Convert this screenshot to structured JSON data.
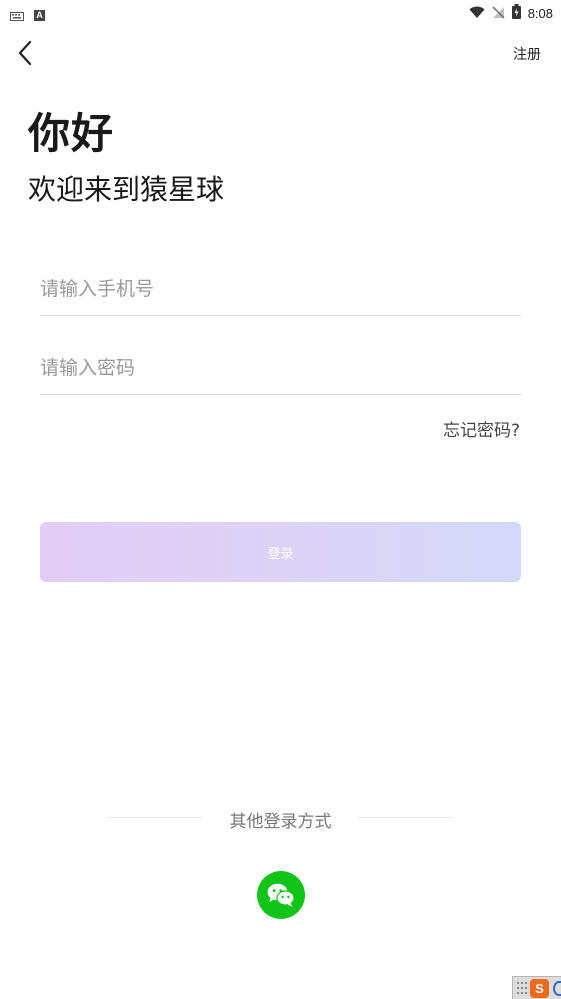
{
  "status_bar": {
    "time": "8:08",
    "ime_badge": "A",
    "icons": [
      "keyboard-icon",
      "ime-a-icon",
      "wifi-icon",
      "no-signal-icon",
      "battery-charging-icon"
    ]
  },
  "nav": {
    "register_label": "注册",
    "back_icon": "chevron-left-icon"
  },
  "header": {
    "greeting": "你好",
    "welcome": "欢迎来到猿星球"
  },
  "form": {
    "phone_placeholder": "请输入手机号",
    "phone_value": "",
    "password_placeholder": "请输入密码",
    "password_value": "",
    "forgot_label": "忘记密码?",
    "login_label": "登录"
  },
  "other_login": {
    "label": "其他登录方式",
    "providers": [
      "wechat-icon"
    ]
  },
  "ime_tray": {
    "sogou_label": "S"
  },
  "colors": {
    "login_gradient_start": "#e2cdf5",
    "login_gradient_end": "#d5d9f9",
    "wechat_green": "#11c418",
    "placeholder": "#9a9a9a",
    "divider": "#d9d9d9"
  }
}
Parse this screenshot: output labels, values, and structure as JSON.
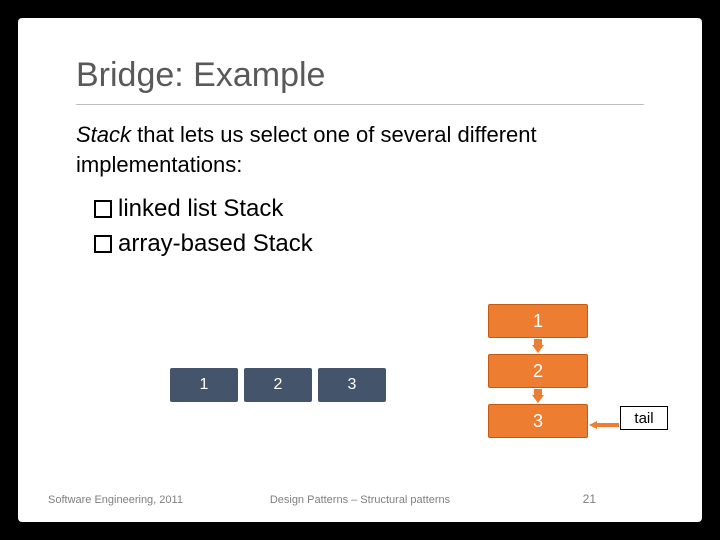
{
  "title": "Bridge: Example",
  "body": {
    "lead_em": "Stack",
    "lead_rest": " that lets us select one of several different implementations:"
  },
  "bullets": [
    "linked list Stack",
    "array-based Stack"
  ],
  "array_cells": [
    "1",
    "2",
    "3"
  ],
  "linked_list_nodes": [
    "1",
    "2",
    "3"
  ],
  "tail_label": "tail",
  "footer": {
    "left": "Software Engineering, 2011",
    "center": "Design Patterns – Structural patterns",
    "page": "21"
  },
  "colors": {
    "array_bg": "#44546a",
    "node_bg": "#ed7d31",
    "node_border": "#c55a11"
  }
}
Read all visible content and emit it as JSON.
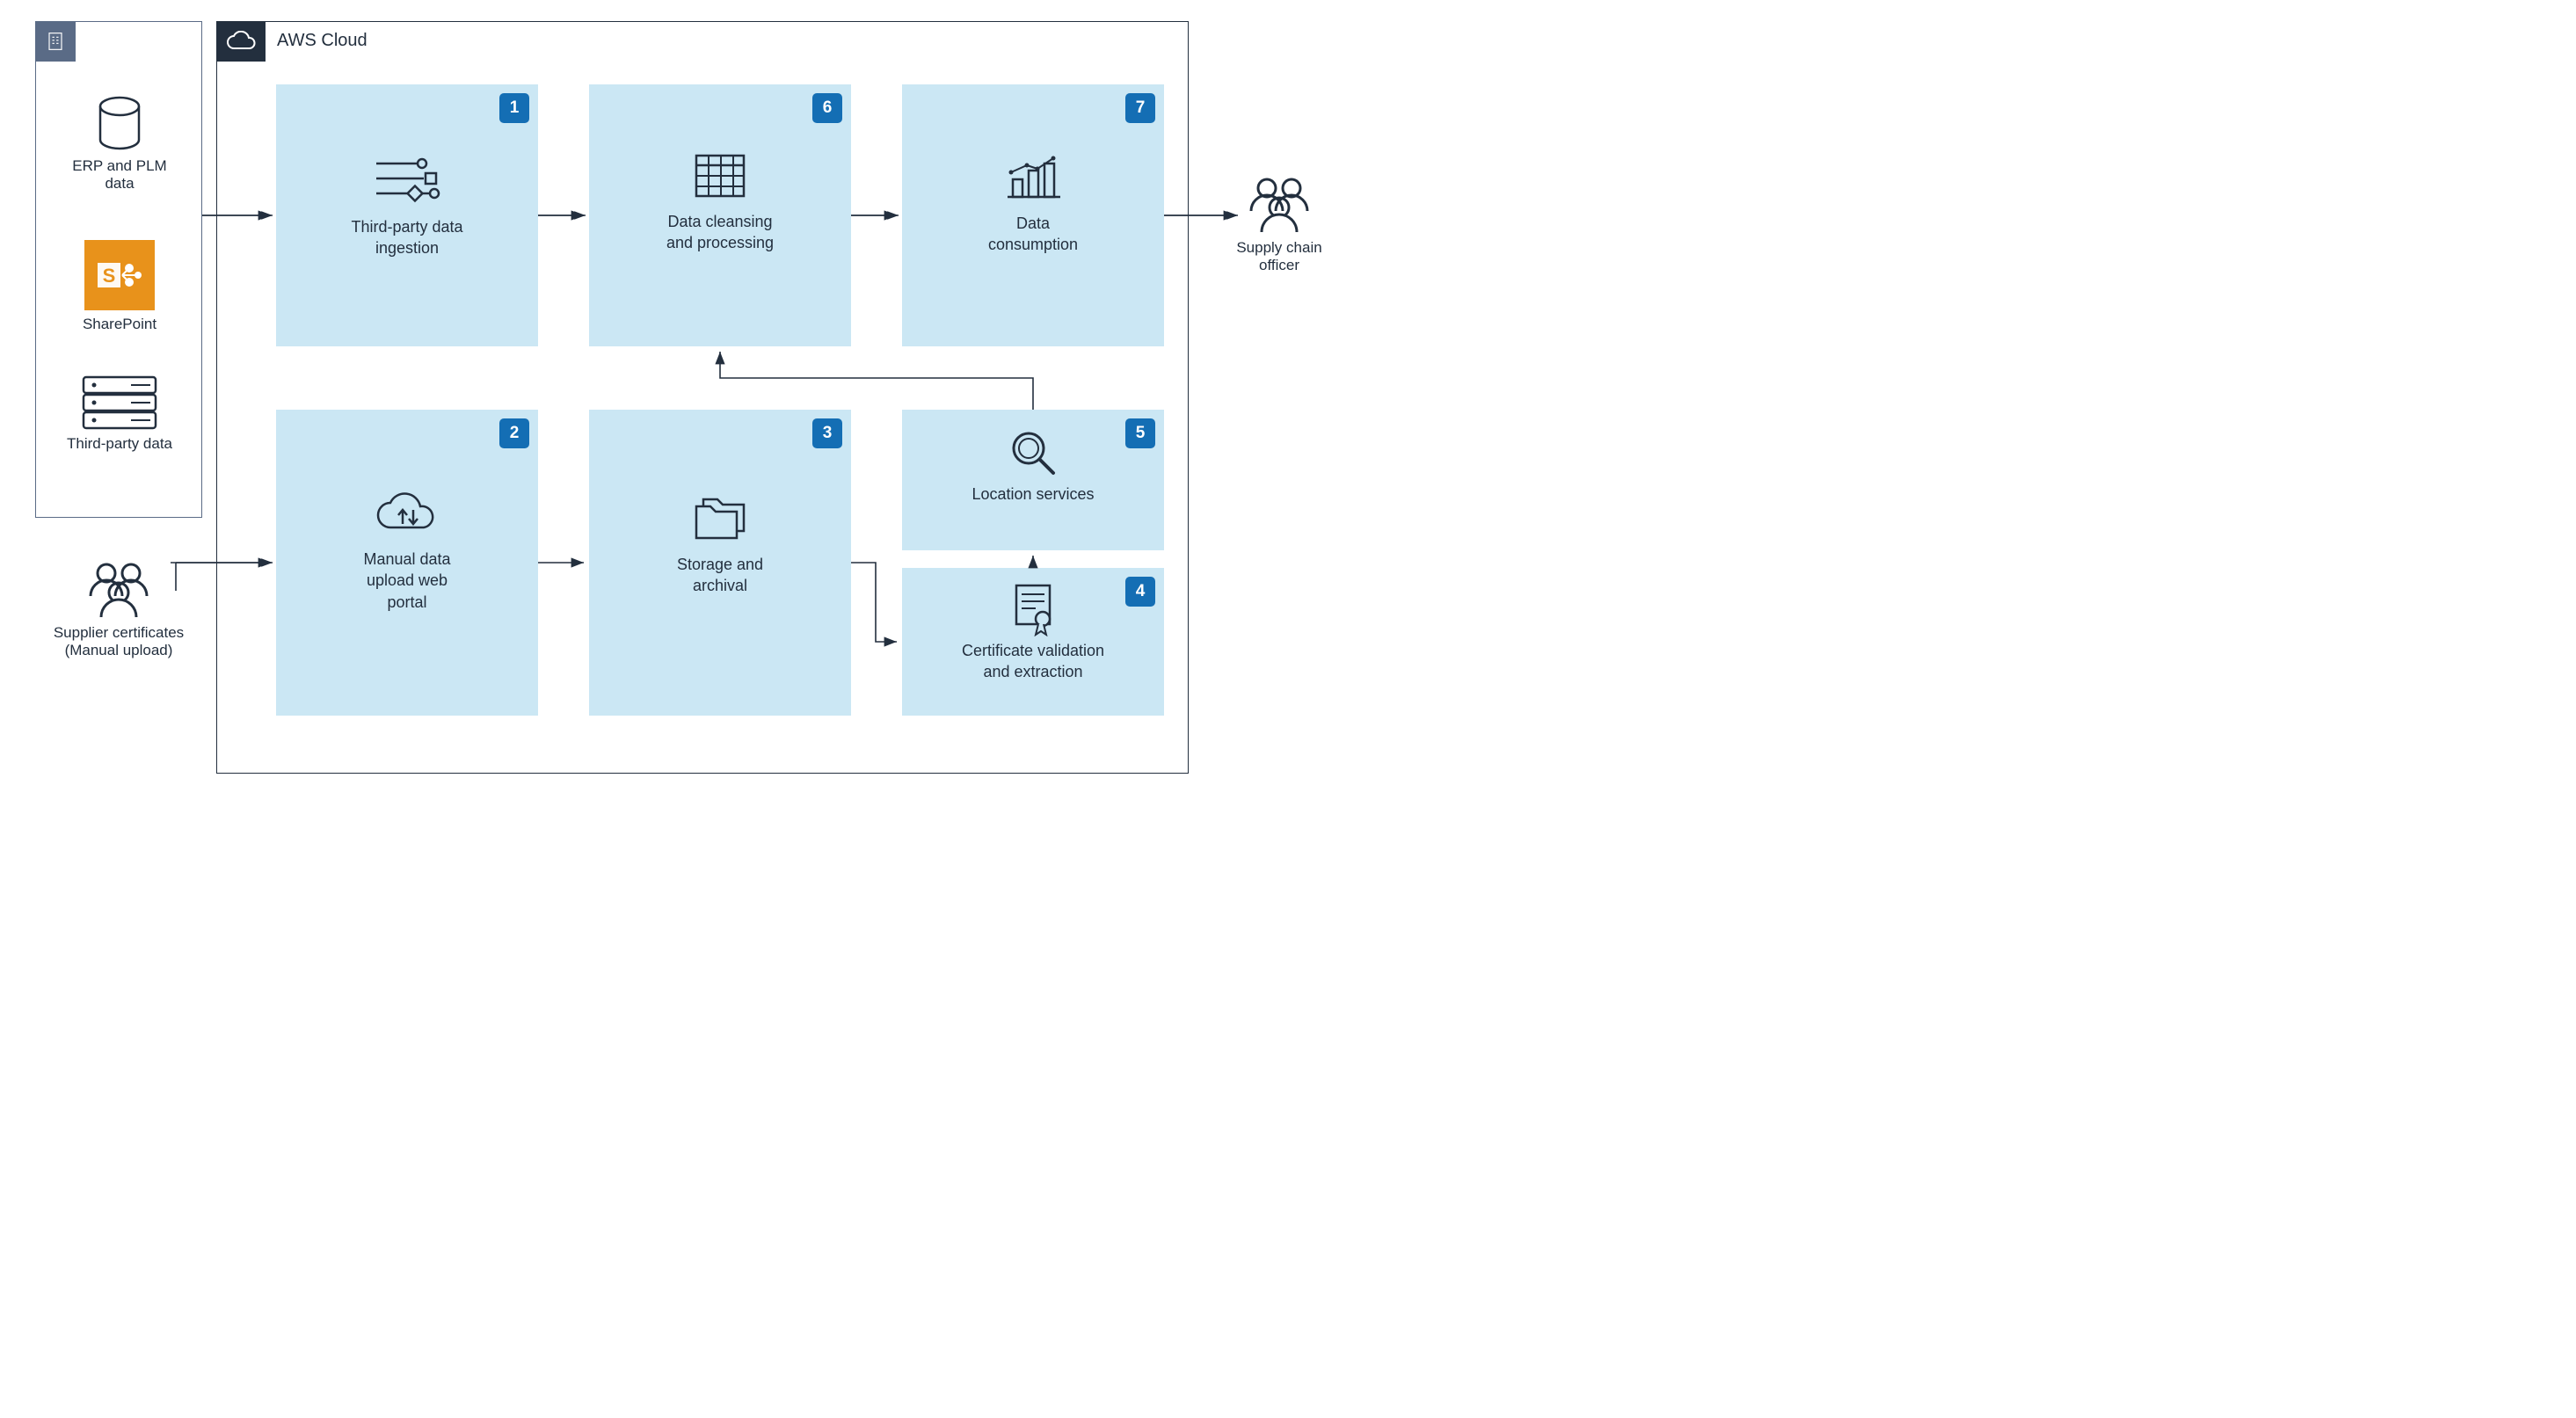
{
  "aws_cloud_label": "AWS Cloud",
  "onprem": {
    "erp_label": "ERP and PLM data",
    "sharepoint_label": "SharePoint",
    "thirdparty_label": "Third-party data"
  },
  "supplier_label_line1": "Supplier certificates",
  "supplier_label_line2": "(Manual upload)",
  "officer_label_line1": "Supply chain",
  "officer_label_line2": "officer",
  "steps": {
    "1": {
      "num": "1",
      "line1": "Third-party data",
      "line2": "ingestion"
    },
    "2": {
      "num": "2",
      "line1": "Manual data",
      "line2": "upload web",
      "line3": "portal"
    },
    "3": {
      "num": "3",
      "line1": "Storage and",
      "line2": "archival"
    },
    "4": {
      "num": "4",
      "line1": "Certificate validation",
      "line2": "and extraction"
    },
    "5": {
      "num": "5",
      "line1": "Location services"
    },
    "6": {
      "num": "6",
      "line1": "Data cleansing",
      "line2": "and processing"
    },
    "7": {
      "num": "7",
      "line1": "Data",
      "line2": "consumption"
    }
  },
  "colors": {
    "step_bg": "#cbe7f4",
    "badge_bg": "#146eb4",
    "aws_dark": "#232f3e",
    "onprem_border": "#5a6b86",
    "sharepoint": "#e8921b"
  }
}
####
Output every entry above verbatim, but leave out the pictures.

Convert this screenshot to structured JSON data.
{
  "status_bar": {
    "time": "8:08",
    "ime_badge": "A",
    "icons": [
      "keyboard-icon",
      "ime-a-icon",
      "wifi-icon",
      "no-signal-icon",
      "battery-charging-icon"
    ]
  },
  "nav": {
    "register_label": "注册",
    "back_icon": "chevron-left-icon"
  },
  "header": {
    "greeting": "你好",
    "welcome": "欢迎来到猿星球"
  },
  "form": {
    "phone_placeholder": "请输入手机号",
    "phone_value": "",
    "password_placeholder": "请输入密码",
    "password_value": "",
    "forgot_label": "忘记密码?",
    "login_label": "登录"
  },
  "other_login": {
    "label": "其他登录方式",
    "providers": [
      "wechat-icon"
    ]
  },
  "ime_tray": {
    "sogou_label": "S"
  },
  "colors": {
    "login_gradient_start": "#e2cdf5",
    "login_gradient_end": "#d5d9f9",
    "wechat_green": "#11c418",
    "placeholder": "#9a9a9a",
    "divider": "#d9d9d9"
  }
}
Parse this screenshot: output labels, values, and structure as JSON.
{
  "title": "Bridge: Example",
  "body": {
    "lead_em": "Stack",
    "lead_rest": " that lets us select one of several different implementations:"
  },
  "bullets": [
    "linked list Stack",
    "array-based Stack"
  ],
  "array_cells": [
    "1",
    "2",
    "3"
  ],
  "linked_list_nodes": [
    "1",
    "2",
    "3"
  ],
  "tail_label": "tail",
  "footer": {
    "left": "Software Engineering, 2011",
    "center": "Design Patterns – Structural patterns",
    "page": "21"
  },
  "colors": {
    "array_bg": "#44546a",
    "node_bg": "#ed7d31",
    "node_border": "#c55a11"
  }
}
Read all visible content and emit it as JSON.
{
  "aws_cloud_label": "AWS Cloud",
  "onprem": {
    "erp_label": "ERP and PLM data",
    "sharepoint_label": "SharePoint",
    "thirdparty_label": "Third-party data"
  },
  "supplier_label_line1": "Supplier certificates",
  "supplier_label_line2": "(Manual upload)",
  "officer_label_line1": "Supply chain",
  "officer_label_line2": "officer",
  "steps": {
    "1": {
      "num": "1",
      "line1": "Third-party data",
      "line2": "ingestion"
    },
    "2": {
      "num": "2",
      "line1": "Manual data",
      "line2": "upload web",
      "line3": "portal"
    },
    "3": {
      "num": "3",
      "line1": "Storage and",
      "line2": "archival"
    },
    "4": {
      "num": "4",
      "line1": "Certificate validation",
      "line2": "and extraction"
    },
    "5": {
      "num": "5",
      "line1": "Location services"
    },
    "6": {
      "num": "6",
      "line1": "Data cleansing",
      "line2": "and processing"
    },
    "7": {
      "num": "7",
      "line1": "Data",
      "line2": "consumption"
    }
  },
  "colors": {
    "step_bg": "#cbe7f4",
    "badge_bg": "#146eb4",
    "aws_dark": "#232f3e",
    "onprem_border": "#5a6b86",
    "sharepoint": "#e8921b"
  }
}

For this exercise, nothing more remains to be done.